### REQUIRED ACTION:
Pull every "weight" line out of the data below.

Segment Start: DATA SHOWN

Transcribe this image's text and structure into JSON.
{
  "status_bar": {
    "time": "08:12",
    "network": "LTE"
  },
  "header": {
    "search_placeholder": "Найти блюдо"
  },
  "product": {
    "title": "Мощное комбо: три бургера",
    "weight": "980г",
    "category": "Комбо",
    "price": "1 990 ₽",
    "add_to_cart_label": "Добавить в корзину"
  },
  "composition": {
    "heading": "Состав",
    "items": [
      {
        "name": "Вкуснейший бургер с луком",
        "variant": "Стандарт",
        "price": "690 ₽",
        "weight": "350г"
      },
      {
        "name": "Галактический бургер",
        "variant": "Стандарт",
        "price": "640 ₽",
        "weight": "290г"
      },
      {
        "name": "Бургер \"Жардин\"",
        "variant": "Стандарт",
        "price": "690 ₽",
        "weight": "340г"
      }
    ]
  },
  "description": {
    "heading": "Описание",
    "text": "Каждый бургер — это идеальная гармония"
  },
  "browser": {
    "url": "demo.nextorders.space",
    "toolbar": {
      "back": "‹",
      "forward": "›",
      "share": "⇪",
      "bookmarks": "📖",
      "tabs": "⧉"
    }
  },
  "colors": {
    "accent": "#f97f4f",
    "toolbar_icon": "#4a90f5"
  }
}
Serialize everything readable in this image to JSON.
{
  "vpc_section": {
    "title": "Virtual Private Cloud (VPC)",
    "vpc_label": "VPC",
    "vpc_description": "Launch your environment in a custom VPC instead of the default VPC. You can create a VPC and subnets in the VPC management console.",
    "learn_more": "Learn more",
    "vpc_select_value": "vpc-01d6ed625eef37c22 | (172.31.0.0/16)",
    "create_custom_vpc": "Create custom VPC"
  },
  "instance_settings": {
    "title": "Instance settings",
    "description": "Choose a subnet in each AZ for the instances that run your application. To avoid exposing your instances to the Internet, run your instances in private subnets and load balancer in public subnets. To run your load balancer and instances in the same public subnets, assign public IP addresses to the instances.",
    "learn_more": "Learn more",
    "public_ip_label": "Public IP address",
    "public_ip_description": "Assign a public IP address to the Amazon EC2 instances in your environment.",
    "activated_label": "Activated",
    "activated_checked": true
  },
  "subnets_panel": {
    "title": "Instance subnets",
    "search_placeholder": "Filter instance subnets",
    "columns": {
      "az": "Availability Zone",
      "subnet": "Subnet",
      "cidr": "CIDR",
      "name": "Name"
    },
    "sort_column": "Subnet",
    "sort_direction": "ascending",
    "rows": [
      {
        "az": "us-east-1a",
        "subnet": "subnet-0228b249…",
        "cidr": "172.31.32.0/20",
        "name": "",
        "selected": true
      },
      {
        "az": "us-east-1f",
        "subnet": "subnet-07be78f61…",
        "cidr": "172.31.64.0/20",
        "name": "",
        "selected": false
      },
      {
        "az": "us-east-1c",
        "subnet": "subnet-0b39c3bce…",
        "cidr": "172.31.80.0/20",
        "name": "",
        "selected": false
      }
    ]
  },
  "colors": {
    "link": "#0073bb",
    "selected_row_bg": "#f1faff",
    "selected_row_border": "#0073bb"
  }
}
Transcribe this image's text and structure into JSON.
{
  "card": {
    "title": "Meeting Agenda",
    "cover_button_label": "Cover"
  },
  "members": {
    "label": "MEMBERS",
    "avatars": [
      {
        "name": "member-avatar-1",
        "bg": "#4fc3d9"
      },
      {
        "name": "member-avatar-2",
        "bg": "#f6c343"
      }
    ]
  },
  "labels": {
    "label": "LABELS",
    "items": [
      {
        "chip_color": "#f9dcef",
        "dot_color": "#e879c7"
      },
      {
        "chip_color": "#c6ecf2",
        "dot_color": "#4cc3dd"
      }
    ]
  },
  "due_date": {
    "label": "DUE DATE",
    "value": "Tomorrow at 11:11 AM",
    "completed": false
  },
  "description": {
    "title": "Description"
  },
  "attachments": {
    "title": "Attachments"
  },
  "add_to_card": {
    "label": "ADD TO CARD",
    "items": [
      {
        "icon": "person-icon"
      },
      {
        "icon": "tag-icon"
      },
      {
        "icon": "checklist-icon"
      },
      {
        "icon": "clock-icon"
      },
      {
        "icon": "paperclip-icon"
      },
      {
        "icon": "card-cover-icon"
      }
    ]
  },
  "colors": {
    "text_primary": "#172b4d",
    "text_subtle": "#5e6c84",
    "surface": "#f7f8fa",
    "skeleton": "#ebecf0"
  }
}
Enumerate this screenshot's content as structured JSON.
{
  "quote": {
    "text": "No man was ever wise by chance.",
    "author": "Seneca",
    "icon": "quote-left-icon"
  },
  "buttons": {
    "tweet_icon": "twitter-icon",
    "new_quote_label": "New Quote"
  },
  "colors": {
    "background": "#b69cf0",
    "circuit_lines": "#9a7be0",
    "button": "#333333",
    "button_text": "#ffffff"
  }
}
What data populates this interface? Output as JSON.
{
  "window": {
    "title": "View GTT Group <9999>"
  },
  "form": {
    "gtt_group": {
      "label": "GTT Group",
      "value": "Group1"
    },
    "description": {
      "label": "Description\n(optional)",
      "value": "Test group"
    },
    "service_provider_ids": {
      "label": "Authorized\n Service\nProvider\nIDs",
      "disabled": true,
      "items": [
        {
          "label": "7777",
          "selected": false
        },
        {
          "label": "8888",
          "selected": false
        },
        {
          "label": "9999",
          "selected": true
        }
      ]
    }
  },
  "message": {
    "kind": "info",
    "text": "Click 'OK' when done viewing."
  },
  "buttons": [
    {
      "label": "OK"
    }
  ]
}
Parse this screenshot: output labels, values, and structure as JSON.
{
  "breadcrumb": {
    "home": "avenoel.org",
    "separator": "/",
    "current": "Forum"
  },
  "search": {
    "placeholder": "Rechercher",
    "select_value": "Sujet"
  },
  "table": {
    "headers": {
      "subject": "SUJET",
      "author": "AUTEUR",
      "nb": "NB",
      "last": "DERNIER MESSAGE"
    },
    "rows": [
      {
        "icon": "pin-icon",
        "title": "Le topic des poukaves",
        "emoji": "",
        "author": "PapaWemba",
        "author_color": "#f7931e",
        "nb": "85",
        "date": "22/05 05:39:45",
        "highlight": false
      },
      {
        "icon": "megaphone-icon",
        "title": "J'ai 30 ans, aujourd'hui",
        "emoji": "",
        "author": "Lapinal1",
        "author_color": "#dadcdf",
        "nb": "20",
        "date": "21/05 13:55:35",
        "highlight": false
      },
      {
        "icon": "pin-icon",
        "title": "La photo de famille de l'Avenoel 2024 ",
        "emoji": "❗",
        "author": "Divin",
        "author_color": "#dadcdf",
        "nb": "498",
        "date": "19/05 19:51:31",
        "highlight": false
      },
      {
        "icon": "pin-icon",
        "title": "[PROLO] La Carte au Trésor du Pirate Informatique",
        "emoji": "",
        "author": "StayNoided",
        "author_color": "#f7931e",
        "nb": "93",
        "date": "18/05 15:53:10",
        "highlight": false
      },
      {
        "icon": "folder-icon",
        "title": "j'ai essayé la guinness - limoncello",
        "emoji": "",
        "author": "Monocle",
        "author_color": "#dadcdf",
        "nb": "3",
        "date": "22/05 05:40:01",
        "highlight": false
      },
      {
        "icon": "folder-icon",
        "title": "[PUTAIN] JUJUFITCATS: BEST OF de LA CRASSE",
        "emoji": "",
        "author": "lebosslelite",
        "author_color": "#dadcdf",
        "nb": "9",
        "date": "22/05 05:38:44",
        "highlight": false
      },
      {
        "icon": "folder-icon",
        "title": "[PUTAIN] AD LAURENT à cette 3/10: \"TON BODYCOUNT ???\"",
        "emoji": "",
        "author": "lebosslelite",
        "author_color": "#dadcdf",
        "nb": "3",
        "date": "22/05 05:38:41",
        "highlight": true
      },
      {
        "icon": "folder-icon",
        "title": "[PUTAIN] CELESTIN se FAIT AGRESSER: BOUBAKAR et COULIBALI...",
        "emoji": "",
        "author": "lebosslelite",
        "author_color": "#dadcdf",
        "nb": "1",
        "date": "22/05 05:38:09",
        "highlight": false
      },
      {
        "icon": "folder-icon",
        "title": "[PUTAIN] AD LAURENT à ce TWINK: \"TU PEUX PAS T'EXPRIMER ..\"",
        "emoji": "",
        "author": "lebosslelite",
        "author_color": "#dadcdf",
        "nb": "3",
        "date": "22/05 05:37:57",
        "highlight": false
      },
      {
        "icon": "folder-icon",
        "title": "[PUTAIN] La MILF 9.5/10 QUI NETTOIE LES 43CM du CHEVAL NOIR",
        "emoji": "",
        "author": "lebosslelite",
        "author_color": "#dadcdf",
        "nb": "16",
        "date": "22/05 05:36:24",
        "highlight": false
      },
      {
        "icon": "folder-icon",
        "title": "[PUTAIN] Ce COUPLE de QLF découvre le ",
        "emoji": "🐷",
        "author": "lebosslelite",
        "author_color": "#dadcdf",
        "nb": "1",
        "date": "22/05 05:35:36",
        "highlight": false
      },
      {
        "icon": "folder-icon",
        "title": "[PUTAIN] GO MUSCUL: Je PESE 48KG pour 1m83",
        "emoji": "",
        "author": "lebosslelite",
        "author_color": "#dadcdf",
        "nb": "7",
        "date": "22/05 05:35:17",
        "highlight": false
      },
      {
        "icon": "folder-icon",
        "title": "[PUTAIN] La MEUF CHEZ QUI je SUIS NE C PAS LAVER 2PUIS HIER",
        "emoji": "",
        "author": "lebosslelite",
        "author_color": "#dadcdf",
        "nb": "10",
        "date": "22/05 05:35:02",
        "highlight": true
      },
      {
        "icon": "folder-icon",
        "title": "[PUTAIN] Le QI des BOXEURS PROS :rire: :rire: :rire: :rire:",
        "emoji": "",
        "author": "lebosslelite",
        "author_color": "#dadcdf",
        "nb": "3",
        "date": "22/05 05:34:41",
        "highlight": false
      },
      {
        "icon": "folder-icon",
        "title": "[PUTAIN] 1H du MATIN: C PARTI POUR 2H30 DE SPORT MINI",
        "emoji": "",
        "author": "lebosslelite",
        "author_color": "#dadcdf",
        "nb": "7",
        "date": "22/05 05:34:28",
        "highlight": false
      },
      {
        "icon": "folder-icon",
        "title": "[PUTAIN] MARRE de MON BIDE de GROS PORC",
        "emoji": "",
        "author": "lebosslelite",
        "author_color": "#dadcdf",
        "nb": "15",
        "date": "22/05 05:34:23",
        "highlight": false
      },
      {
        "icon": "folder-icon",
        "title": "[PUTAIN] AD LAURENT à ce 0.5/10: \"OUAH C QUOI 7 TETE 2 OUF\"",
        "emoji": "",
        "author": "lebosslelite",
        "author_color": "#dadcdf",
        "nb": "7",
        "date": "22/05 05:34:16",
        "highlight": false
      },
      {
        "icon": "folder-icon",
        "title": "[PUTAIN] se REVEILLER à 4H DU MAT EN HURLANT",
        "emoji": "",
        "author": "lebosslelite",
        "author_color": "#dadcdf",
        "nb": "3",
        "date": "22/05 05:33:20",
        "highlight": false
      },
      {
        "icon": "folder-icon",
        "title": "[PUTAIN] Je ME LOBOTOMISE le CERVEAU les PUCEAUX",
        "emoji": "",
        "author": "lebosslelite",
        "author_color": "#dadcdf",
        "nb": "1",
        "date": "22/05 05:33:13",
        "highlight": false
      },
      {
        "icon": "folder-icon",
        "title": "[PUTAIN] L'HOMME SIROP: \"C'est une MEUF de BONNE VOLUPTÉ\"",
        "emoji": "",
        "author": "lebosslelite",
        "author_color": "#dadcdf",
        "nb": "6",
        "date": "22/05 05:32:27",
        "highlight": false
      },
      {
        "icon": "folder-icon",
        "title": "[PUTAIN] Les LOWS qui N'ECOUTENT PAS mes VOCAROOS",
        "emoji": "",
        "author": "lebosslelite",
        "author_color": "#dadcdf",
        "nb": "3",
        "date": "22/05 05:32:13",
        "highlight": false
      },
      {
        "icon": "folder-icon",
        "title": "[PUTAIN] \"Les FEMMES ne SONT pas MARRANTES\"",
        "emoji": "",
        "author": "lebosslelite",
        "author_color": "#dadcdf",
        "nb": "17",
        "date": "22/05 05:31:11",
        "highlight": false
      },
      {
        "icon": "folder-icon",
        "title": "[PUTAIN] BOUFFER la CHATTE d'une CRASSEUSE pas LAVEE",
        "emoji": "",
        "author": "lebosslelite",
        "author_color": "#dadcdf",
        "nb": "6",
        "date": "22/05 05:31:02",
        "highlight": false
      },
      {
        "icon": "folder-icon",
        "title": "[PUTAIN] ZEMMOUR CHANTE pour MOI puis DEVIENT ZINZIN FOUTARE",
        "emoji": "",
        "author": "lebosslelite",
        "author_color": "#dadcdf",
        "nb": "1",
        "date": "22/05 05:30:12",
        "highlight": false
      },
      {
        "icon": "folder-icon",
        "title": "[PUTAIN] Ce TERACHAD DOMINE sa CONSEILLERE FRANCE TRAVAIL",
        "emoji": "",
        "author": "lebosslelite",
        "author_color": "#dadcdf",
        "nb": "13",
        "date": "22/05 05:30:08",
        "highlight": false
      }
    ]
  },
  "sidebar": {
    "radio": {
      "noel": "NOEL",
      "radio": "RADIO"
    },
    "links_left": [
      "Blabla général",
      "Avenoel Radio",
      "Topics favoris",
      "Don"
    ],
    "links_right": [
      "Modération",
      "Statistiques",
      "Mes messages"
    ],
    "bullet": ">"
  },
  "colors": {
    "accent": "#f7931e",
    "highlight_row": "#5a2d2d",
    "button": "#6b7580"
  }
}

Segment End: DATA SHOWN

### RESULT OF THE EXERCISE:
    "weight": "980г",
        "weight": "350г"
        "weight": "290г"
        "weight": "340г"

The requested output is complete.